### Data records
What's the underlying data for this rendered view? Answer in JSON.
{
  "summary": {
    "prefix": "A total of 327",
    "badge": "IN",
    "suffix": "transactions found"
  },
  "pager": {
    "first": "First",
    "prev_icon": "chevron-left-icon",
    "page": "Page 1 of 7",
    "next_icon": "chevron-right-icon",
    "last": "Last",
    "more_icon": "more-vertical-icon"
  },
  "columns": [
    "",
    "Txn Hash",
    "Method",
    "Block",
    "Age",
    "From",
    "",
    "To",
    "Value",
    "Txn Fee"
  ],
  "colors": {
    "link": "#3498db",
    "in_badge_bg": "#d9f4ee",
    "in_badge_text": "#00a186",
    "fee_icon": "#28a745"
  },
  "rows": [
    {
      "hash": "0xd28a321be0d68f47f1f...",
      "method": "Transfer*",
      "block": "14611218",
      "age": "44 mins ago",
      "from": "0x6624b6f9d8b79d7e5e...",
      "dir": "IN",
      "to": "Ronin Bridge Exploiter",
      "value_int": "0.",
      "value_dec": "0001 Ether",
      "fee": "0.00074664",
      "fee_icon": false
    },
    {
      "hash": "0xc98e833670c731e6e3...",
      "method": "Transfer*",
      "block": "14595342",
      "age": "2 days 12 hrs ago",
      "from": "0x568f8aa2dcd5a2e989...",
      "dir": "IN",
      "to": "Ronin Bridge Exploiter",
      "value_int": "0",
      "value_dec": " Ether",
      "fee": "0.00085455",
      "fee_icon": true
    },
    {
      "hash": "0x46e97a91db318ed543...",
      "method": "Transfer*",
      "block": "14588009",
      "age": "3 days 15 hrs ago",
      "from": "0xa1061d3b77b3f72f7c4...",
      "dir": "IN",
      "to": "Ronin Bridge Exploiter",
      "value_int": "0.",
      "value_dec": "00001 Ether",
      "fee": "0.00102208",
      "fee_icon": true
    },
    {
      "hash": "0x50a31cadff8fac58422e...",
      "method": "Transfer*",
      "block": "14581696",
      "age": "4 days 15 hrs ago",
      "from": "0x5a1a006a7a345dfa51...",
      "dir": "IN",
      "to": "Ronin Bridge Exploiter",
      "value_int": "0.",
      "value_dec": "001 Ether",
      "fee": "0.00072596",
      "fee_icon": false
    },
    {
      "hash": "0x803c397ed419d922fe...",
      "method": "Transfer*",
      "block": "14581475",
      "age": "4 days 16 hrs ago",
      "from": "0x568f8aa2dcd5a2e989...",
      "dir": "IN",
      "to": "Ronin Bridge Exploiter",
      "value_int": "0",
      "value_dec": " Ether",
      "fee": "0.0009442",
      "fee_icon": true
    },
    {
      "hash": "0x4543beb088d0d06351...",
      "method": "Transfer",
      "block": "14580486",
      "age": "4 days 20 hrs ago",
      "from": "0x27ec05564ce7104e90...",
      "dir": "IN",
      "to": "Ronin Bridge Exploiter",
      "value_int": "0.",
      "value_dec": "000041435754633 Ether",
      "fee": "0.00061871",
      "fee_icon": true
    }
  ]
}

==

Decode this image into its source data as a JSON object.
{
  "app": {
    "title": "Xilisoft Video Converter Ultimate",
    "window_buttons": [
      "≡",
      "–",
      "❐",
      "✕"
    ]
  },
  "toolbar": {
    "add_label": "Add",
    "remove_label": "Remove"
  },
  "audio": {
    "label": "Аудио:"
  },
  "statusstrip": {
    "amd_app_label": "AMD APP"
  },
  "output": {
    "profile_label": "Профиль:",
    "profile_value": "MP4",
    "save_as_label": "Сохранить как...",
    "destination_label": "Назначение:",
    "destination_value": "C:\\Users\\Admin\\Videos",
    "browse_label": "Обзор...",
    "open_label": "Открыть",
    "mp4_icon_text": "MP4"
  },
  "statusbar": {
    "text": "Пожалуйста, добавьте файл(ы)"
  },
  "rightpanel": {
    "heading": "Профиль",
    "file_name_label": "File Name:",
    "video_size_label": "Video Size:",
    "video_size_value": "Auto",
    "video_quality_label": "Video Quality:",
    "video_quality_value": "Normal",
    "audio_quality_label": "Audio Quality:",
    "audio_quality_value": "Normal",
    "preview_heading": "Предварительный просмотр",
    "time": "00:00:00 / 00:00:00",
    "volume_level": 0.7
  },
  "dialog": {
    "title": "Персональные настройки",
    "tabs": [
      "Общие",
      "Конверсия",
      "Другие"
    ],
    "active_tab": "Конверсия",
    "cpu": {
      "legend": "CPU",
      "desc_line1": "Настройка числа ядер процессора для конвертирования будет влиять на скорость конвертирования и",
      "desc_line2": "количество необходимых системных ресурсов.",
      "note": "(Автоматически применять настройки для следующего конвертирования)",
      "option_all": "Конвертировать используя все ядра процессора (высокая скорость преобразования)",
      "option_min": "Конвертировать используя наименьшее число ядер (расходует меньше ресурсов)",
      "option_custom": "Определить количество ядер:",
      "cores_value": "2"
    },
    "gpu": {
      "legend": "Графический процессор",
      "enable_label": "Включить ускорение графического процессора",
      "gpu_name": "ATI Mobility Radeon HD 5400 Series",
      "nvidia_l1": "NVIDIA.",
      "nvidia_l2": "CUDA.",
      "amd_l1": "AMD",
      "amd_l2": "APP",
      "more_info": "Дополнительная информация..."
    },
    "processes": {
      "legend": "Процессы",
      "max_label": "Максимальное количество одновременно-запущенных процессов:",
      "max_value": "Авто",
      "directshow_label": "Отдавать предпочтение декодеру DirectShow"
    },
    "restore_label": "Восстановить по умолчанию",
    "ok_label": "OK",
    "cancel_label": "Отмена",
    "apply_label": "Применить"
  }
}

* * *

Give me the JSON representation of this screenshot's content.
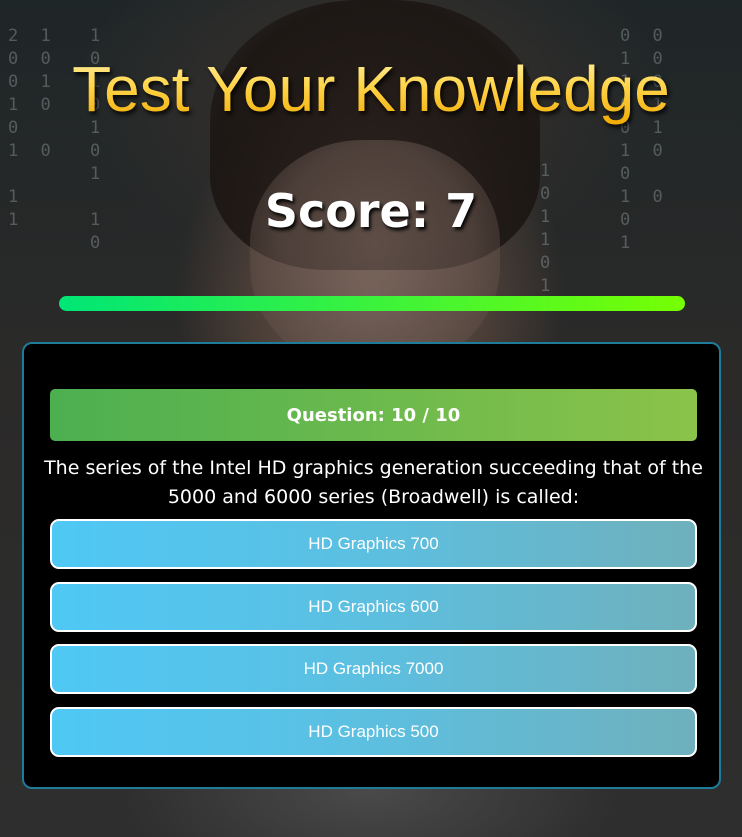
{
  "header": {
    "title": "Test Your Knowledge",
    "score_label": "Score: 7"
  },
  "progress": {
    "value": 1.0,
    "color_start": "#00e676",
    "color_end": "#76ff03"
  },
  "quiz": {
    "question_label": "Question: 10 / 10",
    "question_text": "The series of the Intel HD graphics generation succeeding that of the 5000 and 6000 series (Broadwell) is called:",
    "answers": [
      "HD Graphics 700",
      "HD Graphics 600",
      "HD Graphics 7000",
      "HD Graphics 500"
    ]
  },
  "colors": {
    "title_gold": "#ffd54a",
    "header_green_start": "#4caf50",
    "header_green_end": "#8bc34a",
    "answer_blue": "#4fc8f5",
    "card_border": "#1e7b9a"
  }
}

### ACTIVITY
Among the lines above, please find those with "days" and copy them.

### EXERCISE SOLUTION
      "age": "2 days 12 hrs ago",
      "age": "3 days 15 hrs ago",
      "age": "4 days 15 hrs ago",
      "age": "4 days 16 hrs ago",
      "age": "4 days 20 hrs ago",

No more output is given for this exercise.